* **Problem**: Going through the data below, find how many lines include the word "Azure", and reply with that number alone.

* **Records for the task**:
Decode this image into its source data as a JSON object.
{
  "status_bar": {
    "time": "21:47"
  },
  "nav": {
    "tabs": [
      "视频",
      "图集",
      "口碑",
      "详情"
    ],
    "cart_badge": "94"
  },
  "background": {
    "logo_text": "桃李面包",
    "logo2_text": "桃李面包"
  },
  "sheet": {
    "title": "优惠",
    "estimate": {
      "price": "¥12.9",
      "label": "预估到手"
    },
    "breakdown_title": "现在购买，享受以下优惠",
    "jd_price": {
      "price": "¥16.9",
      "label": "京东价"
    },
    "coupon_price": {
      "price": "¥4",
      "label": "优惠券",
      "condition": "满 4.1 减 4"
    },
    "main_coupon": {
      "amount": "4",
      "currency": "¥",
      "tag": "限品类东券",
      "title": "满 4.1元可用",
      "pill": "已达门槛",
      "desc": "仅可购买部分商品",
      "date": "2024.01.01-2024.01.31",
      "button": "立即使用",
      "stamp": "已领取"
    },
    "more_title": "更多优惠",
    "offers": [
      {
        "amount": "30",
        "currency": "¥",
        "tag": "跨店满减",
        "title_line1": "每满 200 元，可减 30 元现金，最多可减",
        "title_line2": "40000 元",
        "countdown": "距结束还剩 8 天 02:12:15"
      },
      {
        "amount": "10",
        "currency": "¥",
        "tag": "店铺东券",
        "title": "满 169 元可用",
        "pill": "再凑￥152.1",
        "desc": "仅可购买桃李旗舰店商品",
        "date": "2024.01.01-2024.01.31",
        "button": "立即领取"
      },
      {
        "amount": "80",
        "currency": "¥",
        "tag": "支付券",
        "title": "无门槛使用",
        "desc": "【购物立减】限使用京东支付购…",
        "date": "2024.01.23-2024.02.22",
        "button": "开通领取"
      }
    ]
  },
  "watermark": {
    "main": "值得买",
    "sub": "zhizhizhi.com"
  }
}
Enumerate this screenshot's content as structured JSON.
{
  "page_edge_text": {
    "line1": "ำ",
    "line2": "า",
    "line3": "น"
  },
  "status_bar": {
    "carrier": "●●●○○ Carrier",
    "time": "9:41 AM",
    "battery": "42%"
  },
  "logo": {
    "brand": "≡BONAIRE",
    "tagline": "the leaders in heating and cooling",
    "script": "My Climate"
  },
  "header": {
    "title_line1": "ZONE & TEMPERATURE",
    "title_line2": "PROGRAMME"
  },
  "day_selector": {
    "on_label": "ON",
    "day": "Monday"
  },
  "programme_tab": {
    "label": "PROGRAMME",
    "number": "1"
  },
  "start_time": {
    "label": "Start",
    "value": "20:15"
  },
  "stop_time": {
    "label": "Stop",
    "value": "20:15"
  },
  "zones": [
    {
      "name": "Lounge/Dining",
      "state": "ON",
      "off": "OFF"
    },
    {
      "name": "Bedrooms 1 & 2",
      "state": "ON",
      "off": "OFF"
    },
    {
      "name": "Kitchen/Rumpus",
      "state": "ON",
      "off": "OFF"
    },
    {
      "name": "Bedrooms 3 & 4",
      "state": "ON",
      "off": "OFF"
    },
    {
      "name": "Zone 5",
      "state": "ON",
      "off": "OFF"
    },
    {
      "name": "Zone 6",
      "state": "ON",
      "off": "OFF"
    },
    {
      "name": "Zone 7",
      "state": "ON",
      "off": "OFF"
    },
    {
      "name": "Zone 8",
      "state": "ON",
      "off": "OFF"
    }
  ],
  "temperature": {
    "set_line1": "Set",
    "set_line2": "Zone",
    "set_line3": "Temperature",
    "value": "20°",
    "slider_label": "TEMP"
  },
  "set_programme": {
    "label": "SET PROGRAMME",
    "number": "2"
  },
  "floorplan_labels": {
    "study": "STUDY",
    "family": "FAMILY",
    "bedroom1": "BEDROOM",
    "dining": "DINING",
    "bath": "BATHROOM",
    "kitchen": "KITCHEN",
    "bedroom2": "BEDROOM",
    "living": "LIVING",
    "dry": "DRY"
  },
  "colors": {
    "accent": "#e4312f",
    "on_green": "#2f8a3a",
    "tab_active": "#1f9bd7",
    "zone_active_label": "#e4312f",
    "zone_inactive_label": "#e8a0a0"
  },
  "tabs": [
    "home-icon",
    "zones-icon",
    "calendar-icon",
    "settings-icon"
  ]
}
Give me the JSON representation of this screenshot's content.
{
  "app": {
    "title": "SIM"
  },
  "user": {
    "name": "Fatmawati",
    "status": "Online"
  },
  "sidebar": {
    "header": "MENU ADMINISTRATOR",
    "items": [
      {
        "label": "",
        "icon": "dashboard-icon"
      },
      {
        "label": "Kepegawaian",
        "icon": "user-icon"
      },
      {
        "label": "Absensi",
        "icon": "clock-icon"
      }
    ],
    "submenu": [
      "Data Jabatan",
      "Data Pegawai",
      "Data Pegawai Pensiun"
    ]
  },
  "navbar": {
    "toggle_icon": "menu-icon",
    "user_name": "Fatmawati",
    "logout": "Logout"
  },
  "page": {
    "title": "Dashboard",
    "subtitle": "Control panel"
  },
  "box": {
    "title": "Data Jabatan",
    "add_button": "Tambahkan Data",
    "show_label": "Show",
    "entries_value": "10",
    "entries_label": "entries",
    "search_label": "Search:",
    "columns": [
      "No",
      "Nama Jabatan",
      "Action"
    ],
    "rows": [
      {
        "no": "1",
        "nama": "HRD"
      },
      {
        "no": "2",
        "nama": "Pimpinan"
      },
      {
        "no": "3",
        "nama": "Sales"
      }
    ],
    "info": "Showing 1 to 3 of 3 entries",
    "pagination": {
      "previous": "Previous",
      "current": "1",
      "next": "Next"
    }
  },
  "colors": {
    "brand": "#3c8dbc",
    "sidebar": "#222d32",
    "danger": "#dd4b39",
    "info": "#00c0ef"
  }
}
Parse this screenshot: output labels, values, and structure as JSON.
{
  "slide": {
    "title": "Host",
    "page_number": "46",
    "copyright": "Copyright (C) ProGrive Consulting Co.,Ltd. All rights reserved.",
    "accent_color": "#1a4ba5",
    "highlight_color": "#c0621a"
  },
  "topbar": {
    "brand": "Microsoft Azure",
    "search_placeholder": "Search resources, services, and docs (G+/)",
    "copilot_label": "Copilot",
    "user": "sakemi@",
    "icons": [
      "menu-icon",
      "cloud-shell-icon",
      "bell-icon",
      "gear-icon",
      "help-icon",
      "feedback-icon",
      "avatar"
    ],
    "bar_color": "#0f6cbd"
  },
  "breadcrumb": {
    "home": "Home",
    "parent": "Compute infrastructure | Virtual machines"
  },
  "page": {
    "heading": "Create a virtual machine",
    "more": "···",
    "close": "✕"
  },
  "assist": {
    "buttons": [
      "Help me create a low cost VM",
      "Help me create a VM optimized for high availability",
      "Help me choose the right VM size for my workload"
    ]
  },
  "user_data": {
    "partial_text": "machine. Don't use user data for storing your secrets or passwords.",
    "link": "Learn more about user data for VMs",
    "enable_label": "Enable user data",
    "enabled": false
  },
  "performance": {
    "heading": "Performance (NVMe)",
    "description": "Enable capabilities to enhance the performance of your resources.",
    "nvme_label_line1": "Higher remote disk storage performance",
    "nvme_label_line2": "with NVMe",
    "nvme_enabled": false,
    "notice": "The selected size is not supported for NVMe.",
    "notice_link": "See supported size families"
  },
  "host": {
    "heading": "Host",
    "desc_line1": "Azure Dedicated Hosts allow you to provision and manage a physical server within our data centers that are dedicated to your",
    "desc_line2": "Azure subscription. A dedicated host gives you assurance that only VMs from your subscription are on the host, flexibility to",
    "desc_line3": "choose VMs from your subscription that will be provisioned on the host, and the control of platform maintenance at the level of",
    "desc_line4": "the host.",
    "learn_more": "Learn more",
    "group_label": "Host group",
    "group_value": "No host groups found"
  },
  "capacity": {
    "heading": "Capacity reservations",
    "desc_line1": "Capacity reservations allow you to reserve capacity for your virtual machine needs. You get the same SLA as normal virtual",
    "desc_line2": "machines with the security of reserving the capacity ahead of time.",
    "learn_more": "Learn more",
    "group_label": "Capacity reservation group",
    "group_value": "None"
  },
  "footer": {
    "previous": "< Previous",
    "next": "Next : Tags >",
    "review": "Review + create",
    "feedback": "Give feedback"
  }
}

* **Task result**: 3